When I set my alarm to get up early before work to go for a run, or to go to the gym, there are many times that I don’t feel like going. As I make the preparations the night before, laying out my outfit, packing my workout bag, I often think how much nicer it would be to sleep a little longer instead. When the alarm goes off, sometimes it’s a tough battle to get out from under the covers rather than rolling over. On one of these mornings, I walked into the gym feeling all sorts of cranky, and wishing I had decided not to come. I was tired and unmotivated, but I got on the elliptical anyhow because I was there. Then I looked to my left, and I saw an old woman, so white-haired and frail that she had parked her walker next the elliptical three down from me. She was going slow, but she was going. If that’s not inspiration to work out as an able bodied young woman, I don’t know what is. She needed assistance walking, but still put in the effort to get in her daily exercise. I can walk just fine, and I was grumbling about being there. It reminded me of a blog post I read a long time ago about being thankful for being tired and sore muscles because it meant you had an active body that had carried you around all day, and keep you mobile- something you might realize you had taken for granted if it’s capabilities are ever taken away from you.

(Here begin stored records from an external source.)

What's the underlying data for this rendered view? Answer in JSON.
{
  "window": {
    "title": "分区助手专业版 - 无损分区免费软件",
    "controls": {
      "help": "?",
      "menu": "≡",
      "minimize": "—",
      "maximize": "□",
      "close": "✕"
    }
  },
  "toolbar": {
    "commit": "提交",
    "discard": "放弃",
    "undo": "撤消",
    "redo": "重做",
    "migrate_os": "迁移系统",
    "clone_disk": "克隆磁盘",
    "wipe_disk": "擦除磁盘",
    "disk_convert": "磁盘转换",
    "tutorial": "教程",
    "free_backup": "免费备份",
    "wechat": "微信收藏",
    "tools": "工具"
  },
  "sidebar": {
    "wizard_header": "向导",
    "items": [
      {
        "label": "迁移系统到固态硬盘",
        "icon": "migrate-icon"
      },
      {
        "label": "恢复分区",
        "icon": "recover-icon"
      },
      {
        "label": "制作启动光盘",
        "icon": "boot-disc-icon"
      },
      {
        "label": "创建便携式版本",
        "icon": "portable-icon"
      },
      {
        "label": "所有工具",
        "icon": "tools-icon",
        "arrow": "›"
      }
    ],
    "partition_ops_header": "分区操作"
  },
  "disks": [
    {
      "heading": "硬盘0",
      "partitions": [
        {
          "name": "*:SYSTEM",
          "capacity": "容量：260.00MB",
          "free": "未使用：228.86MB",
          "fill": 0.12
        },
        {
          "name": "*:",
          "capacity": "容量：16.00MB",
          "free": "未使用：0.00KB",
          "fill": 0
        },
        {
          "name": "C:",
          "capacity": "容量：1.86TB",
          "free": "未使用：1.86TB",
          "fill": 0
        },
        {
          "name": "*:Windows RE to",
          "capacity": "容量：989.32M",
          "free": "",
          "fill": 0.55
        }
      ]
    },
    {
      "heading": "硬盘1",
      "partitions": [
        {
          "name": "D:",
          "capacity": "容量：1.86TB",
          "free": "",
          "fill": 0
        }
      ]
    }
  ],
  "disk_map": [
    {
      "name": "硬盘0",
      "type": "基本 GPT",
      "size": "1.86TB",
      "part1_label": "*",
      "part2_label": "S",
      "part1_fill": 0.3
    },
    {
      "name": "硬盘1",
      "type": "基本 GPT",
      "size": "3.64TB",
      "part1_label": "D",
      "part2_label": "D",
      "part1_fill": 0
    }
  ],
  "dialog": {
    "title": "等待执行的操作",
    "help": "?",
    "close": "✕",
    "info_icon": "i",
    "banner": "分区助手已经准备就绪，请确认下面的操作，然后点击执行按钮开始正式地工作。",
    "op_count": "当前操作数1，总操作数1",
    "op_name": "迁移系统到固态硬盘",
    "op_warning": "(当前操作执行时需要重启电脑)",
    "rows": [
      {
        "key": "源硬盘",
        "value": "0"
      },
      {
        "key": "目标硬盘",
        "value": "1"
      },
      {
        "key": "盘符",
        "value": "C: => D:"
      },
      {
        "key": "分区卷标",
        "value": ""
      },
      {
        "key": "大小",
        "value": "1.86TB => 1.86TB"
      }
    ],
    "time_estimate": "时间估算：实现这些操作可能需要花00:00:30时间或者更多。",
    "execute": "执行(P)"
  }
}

Then I saw The Huffington Post’s article on Olga Kotelko, the 90 year old track star. After she retired from her teaching job, she started competing in track and field in her 70s, and now she has 26 world record in her 90-94 age group as of today- an impressive record at any age, and especially so at hers. Olga doled out a few tips on staying healthy and active that included eating fresh, natural, unprocessed, and unrefined foods, while getting lots of sleep. She also sites keeping a balanced fitness routine that challenges cardio, flexibility, and muscles while training your brain by learning new things. Then finally she plans for the future, is looking forward to joining the 95-99 age bracket next, and keeps an optimistic outlook, saying, “You’re never too old to chase your dream!” Take a page from her book next time you are dreading a workout, and remember – if Olga can do it, you probably can too.
If the answer is no, (or I don’t know), then you might be less likely to receive get-active advice at your next visit. Research presented at a recent American Heart Association conference (and reported by The Scoop) found that physicians who work out are more likely to recommend it to their patients. And, when your doctor is getting on your case to exercise more, you might be a little less likely to come up with excuses not to hit the gym. Being active is a lifestyle choice that can help prevent or lessen the effect of a whole host of diseases, and having a health care practitioner who fits exercise into their busy schedule can make them more likely to recommend it as a treatment or addition to patients’ routines. Next time you’re picking out a new a primary care doctor, keep your fitness goals in mind, and look for one who enjoys being active too.
By now, most people have heard of Birchbox, the beauty website that lets you subscribe for a monthly rate, and then receive a mixed package of hand selected samples to try. Some may have heard of Jewelmint, an accessories company founded by Kate Bosworth on a similar concept. Pay a flat rate each month, and select any piece in the collection. Now there is a website in the same lines, but for exercise fashionistas. With Ellie, you first take a style quiz to evaluate your tastes in workout gear, and how you like to exercise.
Then you have the option to become a member or shop on your own from the pieces they select for you. With a $50/month membership fee, you can pick any two clothing items each month to arrive at your door, shipping included. Members also gain preferred access to that month’s picks, and the inventory is constantly changing, so it will always infuse a fresh look into your gym-going attire.
“I feel a lot worse about my life, and the world after working out,” said….nobody ever. No matter what kind of bad mood I’m in- grumpy, tired, sad, angry- if I can manage to haul myself onto an elliptical/stationary bike/treadmill usually after about 20 minutes or so, I start to feel better. My mind starts to wander from whatever was bothering me. I find myself thinking about totally unrelated things, or sometimes out of no where stumbling on a resolution. At the very least, the endorphins kick in and I feel a little better than when I started.
One day I got to thinking after a run, where out of no where the fix to something I had been thinking over popped magically into my head as I jogged. They don’t call it working out for nothing I thought, working out your problems, working your body to get out of your head. I mean, where did the word really come from anyhow?
It’s a fairly new word in the English language, around for only about a hundred years. People speculate that it came after hard labor or things like construction work that use similar motions and body challenging movement. Others speculate that it comes from using the word “out” as totally expended, used until it’s finished. The word implies working your muscles until they’re spent, used up, out of energy. The resolutions to annoying situations that seem to pop out of no where, well they’re just a bonus of giving your mind a chance to do its own thing while you focus on not falling off the treadmill while you change the song on your iPhone, or running that extra half mile along the river without stopping to walk.